    Further assistance with referencing is available from the Faculty’s Learning Support Advisors. The contact details are provided on page 6 of the Communication Skills Guide.

    Late Assignment Submission
    Students are expected to submit their work by the due date to maintain a fair and equitable system. Extensions will generally only be given for medical or other serious reasons. All requests for extensions must be emailed to the lecturer in charge of the course before the due date. Each request will be assessed on its merits. A late assignment (without prior arrangement) will be penalised by a 5% mark reduction for each day that it is late.

    Return of Assignments
    Lecturer’s aim to mark and return assignments to students within two (2) weeks of the due date with written feedback. Students are responsible for collecting their marked assignments from either their tutorials or lectures. If assignments aren’t collected after two (2) weeks, the assignments will be available at the Student Hub for two (2) weeks. The remaining assignments will only be posted out to the students, if the correct mailing addresses are on the assignments.
    Course Grading

    Grades for your performance in this course will be awarded in accordance with the following scheme:

    M10 (Coursework Mark Scheme)
    Grade Mark Description
    FNS   Fail No Submission
    F 1-49 Fail
    P 50-64 Pass
    C 65-74 Credit
    D 75-84 Distinction
    HD 85-100 High Distinction
    CN   Continuing
    NFE   No Formal Examination
    RP   Result Pending

    Further details of the grades/results can be obtained from Examinations.

    Grade Descriptors are available which provide a general guide to the standard of work that is expected at each grade level. More information at Assessment for Coursework Programs.

    Final results for this course will be made available through Access Adelaide.

  • Student Feedback

    The University places a high priority on approaches to learning and teaching that enhance the student experience. Feedback is sought from students in a variety of ways including on-going engagement with staff, the use of online discussion boards and the use of Student Experience of Learning and Teaching (SELT) surveys as well as GOS surveys and Program reviews.

    SELTs are an important source of information to inform individual teaching practice, decisions about teaching duties, and course and program curriculum design. They enable the University to assess how effectively its learning environments and teaching practices facilitate student engagement and learning outcomes. Under the current SELT Policy ( course SELTs are mandated and must be conducted at the conclusion of each term/semester/trimester for every course offering.
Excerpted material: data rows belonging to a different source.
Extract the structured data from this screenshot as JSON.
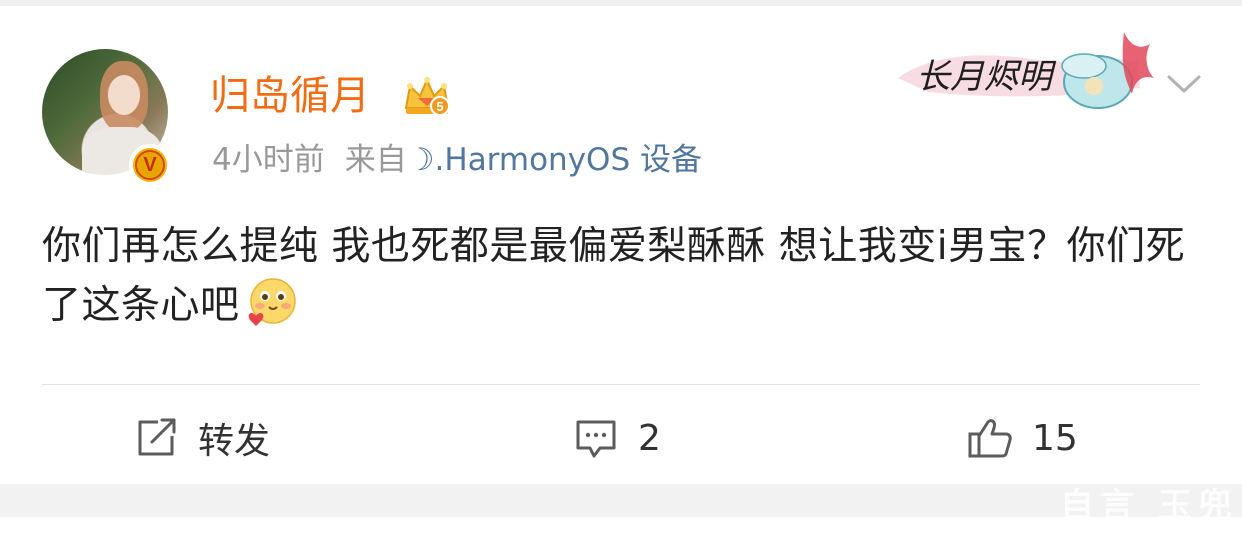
{
  "post": {
    "username": "归岛循月",
    "crown_level": "5",
    "time": "4小时前",
    "source_label": "来自",
    "source_device": "☽.HarmonyOS 设备",
    "text": "你们再怎么提纯 我也死都是最偏爱梨酥酥 想让我变i男宝？你们死了这条心吧",
    "banner_title": "长月烬明"
  },
  "actions": {
    "repost_label": "转发",
    "comment_count": "2",
    "like_count": "15"
  },
  "watermark": "自言 玉兜",
  "colors": {
    "username": "#f26c13",
    "source_link": "#51779e",
    "meta": "#999999",
    "verified_badge": "#f5b400"
  },
  "icons": [
    "verified-v-icon",
    "crown-level-icon",
    "chevron-down-icon",
    "repost-icon",
    "comment-icon",
    "like-icon",
    "blush-heart-emoji"
  ]
}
Feedback on issues raised through course SELT surveys is made available to enrolled students through various resources (e.g. MyUni). In addition aggregated course SELT data is available.

  • Student Support
  • Policies & Guidelines
  • Fraud Awareness

    Students are reminded that in order to maintain the academic integrity of all programs and courses, the university has a zero-tolerance approach to students offering money or significant value goods or services to any staff member who is involved in their teaching or assessment. Students offering lecturers or tutors or professional staff anything more than a small token of appreciation is totally unacceptable, in any circumstances. Staff members are obliged to report all such incidents to their supervisor/manager, who will refer them for action under the university's student’s disciplinary procedures.

The University of Adelaide is committed to regular reviews of the courses and programs it offers to students. The University of Adelaide therefore reserves the right to discontinue or vary programs and courses without notice. Please read the important information contained in the disclaimer.